**Instructions to follow**
Copy every line of the records below where the word "preview" occurs.
#### Information given
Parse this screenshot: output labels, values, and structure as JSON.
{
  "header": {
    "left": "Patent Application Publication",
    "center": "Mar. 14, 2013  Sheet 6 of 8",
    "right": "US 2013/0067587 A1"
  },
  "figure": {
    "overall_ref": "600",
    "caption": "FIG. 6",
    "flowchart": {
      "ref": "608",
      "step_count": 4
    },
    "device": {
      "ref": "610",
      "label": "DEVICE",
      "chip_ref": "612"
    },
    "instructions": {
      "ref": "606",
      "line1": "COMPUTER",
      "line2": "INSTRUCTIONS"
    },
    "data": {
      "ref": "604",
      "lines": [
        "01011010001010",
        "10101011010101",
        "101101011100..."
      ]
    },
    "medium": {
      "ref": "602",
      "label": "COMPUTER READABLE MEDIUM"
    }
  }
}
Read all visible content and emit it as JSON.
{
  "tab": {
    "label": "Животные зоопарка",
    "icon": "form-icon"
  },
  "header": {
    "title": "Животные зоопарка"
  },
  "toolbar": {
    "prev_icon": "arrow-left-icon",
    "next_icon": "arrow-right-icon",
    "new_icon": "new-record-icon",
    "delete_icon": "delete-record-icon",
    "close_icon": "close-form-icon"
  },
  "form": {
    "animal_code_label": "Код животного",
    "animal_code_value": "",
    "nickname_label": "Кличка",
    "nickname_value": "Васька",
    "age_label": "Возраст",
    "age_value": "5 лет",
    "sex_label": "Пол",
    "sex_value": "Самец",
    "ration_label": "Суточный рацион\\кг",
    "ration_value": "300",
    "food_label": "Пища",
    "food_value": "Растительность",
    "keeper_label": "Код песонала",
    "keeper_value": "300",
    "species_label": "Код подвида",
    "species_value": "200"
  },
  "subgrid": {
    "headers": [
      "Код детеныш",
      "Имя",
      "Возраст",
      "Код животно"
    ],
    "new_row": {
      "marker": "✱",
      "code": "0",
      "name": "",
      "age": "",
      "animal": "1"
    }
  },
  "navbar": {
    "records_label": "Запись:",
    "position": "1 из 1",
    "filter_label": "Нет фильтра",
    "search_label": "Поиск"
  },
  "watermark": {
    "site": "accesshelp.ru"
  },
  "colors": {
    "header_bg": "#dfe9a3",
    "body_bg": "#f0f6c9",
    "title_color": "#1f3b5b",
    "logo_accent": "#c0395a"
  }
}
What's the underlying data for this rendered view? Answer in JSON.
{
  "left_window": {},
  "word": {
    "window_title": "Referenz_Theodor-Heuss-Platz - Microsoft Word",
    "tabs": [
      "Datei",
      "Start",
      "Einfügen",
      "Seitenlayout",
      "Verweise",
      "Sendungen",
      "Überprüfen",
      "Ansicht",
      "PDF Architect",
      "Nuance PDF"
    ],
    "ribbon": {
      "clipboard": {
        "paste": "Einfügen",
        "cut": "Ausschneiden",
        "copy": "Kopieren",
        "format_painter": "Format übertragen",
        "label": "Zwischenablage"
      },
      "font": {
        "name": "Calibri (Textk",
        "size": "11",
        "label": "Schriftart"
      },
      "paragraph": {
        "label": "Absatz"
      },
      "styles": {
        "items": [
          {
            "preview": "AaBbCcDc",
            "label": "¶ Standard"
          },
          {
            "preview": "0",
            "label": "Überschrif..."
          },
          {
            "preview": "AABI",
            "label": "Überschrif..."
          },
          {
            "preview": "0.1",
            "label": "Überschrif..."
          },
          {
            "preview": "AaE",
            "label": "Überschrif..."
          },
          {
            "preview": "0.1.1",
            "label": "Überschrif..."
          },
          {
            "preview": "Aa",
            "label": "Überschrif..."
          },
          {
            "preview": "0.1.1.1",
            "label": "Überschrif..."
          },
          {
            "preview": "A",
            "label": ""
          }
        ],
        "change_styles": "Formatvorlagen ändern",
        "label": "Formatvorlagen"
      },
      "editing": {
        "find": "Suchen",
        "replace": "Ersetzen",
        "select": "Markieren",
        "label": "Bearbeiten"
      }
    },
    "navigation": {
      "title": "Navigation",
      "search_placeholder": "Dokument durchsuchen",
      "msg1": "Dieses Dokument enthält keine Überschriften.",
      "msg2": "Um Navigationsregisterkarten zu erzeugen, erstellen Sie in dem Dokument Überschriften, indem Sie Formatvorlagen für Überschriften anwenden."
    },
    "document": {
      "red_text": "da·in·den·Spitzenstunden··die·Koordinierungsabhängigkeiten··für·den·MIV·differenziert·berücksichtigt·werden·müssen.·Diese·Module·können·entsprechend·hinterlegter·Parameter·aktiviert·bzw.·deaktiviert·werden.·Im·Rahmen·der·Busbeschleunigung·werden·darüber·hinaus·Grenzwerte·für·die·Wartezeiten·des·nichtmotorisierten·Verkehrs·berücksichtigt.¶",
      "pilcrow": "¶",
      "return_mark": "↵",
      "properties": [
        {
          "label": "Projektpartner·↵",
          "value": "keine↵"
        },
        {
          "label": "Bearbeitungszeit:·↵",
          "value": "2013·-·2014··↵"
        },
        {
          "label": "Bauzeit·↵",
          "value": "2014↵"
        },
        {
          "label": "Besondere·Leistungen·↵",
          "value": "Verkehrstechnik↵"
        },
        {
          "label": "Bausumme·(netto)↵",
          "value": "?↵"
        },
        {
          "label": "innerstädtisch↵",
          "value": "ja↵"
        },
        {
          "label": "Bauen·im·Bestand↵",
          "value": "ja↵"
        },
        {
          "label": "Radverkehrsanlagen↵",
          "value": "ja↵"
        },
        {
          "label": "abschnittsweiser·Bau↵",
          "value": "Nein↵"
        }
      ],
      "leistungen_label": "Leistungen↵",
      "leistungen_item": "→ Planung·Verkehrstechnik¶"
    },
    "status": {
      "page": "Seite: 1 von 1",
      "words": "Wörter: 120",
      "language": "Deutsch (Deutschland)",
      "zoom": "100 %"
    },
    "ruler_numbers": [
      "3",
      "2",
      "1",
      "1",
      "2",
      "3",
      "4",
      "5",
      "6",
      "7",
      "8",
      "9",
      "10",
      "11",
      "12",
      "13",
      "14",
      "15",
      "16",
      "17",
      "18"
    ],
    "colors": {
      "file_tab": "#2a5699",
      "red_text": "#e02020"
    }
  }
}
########
**Reply**
            "preview": "AaBbCcDc",
            "preview": "0",
            "preview": "AABI",
            "preview": "0.1",
            "preview": "AaE",
            "preview": "0.1.1",
            "preview": "Aa",
            "preview": "0.1.1.1",
            "preview": "A",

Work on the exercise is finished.